Submitted to: New Phytologist
Publication Type: Peer Reviewed Journal
Publication Acceptance Date: 5/8/2008
Publication Date: 9/6/2008
Citation: Waters, B.M., Grusak, M.A. 2008. Quantitative trait locus mapping for seed mineral concentrations in two Arabidopsis thaliana recombinant inbred populations. New Phytologist. 179:1033-1047.
Interpretive Summary: Seeds are an important source of dietary minerals for humans, but our understanding is incomplete regarding how minerals move from soil, into and through the plant, and eventually to seeds. One way to study the processes that contribute to the whole-plant movement of minerals is to use special populations of plants that have defined genetic characteristics. We grew two such populations of the model plant Arabidopsis, and harvested seeds in order to analyze seed mineral concentrations. Statistical tests of the mineral results allowed us to identify specific regions within the plant's DNA, which were associated with genes that contributed to high levels of seed minerals. These results will allow us to identify specific genes that could lead to nutritionally improved crops.
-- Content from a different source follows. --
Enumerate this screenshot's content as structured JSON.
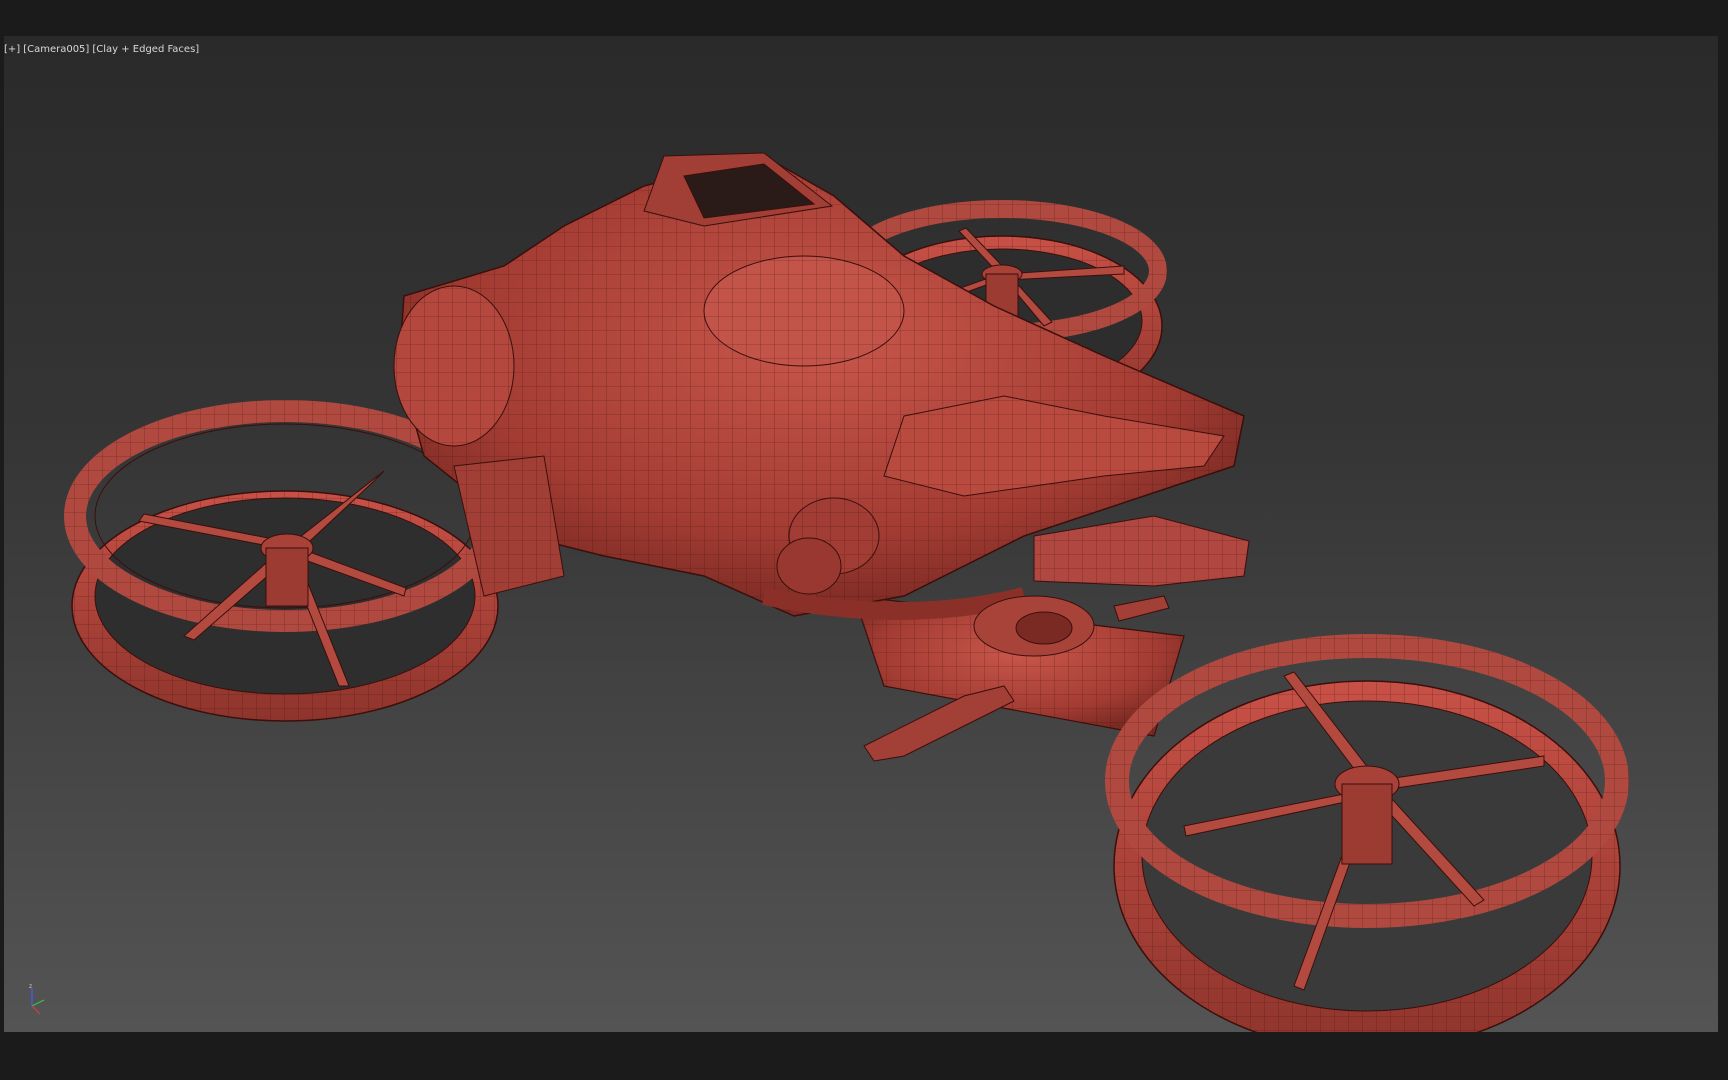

Technical Abstract: Biofortification of foods, achieved by increasing the concentrations of minerals such as Fe and Zn, is a goal of plant scientists. Understanding genes that influence seed mineral concentration in a model plant such as Arabidopsis could help in the development of nutritionally enhanced crop cultivars. Quantitative trait locus (QTL) mapping for seed concentrations of Ca, Cu, Fe, K, Mg, Mn, P, S, and Zn was performed using two RIL populations, Col x Ler and Cvi x Ler, grown on multiple occasions. QTL mapping was also performed using data from silique hulls and the ratio of seed:hull mineral concentration of the Cvi x Ler population. Over 100 QTL that affected seed mineral concentration were identified. Twenty-nine seed QTL were found in more than one experiment, and several QTL were found for both seed and hull mineral traits. A number of candidate genes affecting seed mineral concentration are discussed. Our results indicate that A. thaliana is a suitable and convenient model for discovery of genes that affect seed mineral concentration. Some strong QTL had no obvious candidate genes, offering the possibility of identifying unknown genes that affect mineral uptake and translocation to seeds.